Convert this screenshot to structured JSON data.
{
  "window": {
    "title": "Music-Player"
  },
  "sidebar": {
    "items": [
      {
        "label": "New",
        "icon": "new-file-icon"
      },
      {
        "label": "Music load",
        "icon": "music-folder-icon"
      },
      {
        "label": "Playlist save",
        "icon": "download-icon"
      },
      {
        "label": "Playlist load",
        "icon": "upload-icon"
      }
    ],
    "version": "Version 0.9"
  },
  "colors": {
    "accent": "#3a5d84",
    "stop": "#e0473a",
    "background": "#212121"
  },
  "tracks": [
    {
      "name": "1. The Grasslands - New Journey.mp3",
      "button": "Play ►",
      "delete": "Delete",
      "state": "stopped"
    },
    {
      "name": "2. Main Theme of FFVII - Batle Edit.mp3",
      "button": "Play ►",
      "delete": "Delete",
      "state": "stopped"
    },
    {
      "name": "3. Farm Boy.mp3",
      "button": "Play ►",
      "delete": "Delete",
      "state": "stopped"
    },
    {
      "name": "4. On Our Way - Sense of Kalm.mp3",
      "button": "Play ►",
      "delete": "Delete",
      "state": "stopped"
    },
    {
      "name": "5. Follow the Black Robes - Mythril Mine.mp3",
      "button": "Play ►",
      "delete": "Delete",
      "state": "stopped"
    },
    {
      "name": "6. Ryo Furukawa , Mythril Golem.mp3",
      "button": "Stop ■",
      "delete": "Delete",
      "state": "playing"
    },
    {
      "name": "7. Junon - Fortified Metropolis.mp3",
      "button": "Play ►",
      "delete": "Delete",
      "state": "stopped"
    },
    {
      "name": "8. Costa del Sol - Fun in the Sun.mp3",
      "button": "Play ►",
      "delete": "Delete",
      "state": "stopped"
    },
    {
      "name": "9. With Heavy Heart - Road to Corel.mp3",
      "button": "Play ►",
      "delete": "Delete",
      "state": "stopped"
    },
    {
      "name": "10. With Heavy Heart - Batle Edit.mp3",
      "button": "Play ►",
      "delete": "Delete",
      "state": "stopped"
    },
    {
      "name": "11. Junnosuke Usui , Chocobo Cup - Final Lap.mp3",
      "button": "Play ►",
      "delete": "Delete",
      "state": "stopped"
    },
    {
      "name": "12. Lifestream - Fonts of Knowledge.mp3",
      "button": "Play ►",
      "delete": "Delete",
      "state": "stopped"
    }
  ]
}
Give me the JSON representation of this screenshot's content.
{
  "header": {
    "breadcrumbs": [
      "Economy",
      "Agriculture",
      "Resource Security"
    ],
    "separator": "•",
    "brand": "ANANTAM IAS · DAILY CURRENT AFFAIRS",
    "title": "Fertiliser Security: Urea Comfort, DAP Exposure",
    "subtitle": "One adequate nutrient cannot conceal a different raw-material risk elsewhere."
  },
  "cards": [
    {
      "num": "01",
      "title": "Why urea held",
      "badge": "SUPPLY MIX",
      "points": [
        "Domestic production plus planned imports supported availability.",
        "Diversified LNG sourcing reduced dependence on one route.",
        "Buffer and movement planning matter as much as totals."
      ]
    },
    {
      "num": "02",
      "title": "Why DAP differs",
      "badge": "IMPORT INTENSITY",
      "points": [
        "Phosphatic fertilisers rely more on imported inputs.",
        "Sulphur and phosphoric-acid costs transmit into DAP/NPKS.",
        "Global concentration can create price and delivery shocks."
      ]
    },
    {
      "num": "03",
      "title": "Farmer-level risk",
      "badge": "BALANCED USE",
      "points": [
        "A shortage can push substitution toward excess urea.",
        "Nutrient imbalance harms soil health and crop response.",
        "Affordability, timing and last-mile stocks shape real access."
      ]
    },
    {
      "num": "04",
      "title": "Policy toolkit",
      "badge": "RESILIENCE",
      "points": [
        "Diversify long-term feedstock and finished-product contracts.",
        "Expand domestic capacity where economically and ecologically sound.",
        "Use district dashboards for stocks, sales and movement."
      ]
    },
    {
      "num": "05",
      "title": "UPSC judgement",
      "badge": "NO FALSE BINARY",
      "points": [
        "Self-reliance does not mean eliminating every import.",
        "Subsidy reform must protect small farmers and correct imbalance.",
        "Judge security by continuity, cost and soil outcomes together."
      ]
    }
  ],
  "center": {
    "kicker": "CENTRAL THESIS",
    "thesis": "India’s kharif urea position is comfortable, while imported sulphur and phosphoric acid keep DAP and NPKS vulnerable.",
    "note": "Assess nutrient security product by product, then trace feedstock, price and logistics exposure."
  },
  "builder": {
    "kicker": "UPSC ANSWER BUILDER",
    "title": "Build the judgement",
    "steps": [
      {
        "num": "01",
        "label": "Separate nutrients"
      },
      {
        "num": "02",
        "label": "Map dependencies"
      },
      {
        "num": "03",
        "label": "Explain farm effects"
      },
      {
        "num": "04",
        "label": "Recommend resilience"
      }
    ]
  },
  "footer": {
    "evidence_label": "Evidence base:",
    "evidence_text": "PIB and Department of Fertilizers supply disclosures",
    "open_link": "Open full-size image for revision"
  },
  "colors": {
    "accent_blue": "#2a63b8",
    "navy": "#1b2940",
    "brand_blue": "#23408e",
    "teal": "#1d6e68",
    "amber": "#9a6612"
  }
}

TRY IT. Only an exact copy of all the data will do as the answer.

ANSWER TO THIS PROBLEM.
Convert this screenshot to structured JSON data.
{
  "window": {
    "title": "Music-Player"
  },
  "sidebar": {
    "items": [
      {
        "label": "New",
        "icon": "new-file-icon"
      },
      {
        "label": "Music load",
        "icon": "music-folder-icon"
      },
      {
        "label": "Playlist save",
        "icon": "download-icon"
      },
      {
        "label": "Playlist load",
        "icon": "upload-icon"
      }
    ],
    "version": "Version 0.9"
  },
  "colors": {
    "accent": "#3a5d84",
    "stop": "#e0473a",
    "background": "#212121"
  },
  "tracks": [
    {
      "name": "1. The Grasslands - New Journey.mp3",
      "button": "Play ►",
      "delete": "Delete",
      "state": "stopped"
    },
    {
      "name": "2. Main Theme of FFVII - Batle Edit.mp3",
      "button": "Play ►",
      "delete": "Delete",
      "state": "stopped"
    },
    {
      "name": "3. Farm Boy.mp3",
      "button": "Play ►",
      "delete": "Delete",
      "state": "stopped"
    },
    {
      "name": "4. On Our Way - Sense of Kalm.mp3",
      "button": "Play ►",
      "delete": "Delete",
      "state": "stopped"
    },
    {
      "name": "5. Follow the Black Robes - Mythril Mine.mp3",
      "button": "Play ►",
      "delete": "Delete",
      "state": "stopped"
    },
    {
      "name": "6. Ryo Furukawa , Mythril Golem.mp3",
      "button": "Stop ■",
      "delete": "Delete",
      "state": "playing"
    },
    {
      "name": "7. Junon - Fortified Metropolis.mp3",
      "button": "Play ►",
      "delete": "Delete",
      "state": "stopped"
    },
    {
      "name": "8. Costa del Sol - Fun in the Sun.mp3",
      "button": "Play ►",
      "delete": "Delete",
      "state": "stopped"
    },
    {
      "name": "9. With Heavy Heart - Road to Corel.mp3",
      "button": "Play ►",
      "delete": "Delete",
      "state": "stopped"
    },
    {
      "name": "10. With Heavy Heart - Batle Edit.mp3",
      "button": "Play ►",
      "delete": "Delete",
      "state": "stopped"
    },
    {
      "name": "11. Junnosuke Usui , Chocobo Cup - Final Lap.mp3",
      "button": "Play ►",
      "delete": "Delete",
      "state": "stopped"
    },
    {
      "name": "12. Lifestream - Fonts of Knowledge.mp3",
      "button": "Play ►",
      "delete": "Delete",
      "state": "stopped"
    }
  ]
}
Give me the JSON representation of this screenshot's content.
{
  "header": {
    "breadcrumbs": [
      "Economy",
      "Agriculture",
      "Resource Security"
    ],
    "separator": "•",
    "brand": "ANANTAM IAS · DAILY CURRENT AFFAIRS",
    "title": "Fertiliser Security: Urea Comfort, DAP Exposure",
    "subtitle": "One adequate nutrient cannot conceal a different raw-material risk elsewhere."
  },
  "cards": [
    {
      "num": "01",
      "title": "Why urea held",
      "badge": "SUPPLY MIX",
      "points": [
        "Domestic production plus planned imports supported availability.",
        "Diversified LNG sourcing reduced dependence on one route.",
        "Buffer and movement planning matter as much as totals."
      ]
    },
    {
      "num": "02",
      "title": "Why DAP differs",
      "badge": "IMPORT INTENSITY",
      "points": [
        "Phosphatic fertilisers rely more on imported inputs.",
        "Sulphur and phosphoric-acid costs transmit into DAP/NPKS.",
        "Global concentration can create price and delivery shocks."
      ]
    },
    {
      "num": "03",
      "title": "Farmer-level risk",
      "badge": "BALANCED USE",
      "points": [
        "A shortage can push substitution toward excess urea.",
        "Nutrient imbalance harms soil health and crop response.",
        "Affordability, timing and last-mile stocks shape real access."
      ]
    },
    {
      "num": "04",
      "title": "Policy toolkit",
      "badge": "RESILIENCE",
      "points": [
        "Diversify long-term feedstock and finished-product contracts.",
        "Expand domestic capacity where economically and ecologically sound.",
        "Use district dashboards for stocks, sales and movement."
      ]
    },
    {
      "num": "05",
      "title": "UPSC judgement",
      "badge": "NO FALSE BINARY",
      "points": [
        "Self-reliance does not mean eliminating every import.",
        "Subsidy reform must protect small farmers and correct imbalance.",
        "Judge security by continuity, cost and soil outcomes together."
      ]
    }
  ],
  "center": {
    "kicker": "CENTRAL THESIS",
    "thesis": "India’s kharif urea position is comfortable, while imported sulphur and phosphoric acid keep DAP and NPKS vulnerable.",
    "note": "Assess nutrient security product by product, then trace feedstock, price and logistics exposure."
  },
  "builder": {
    "kicker": "UPSC ANSWER BUILDER",
    "title": "Build the judgement",
    "steps": [
      {
        "num": "01",
        "label": "Separate nutrients"
      },
      {
        "num": "02",
        "label": "Map dependencies"
      },
      {
        "num": "03",
        "label": "Explain farm effects"
      },
      {
        "num": "04",
        "label": "Recommend resilience"
      }
    ]
  },
  "footer": {
    "evidence_label": "Evidence base:",
    "evidence_text": "PIB and Department of Fertilizers supply disclosures",
    "open_link": "Open full-size image for revision"
  },
  "colors": {
    "accent_blue": "#2a63b8",
    "navy": "#1b2940",
    "brand_blue": "#23408e",
    "teal": "#1d6e68",
    "amber": "#9a6612"
  }
}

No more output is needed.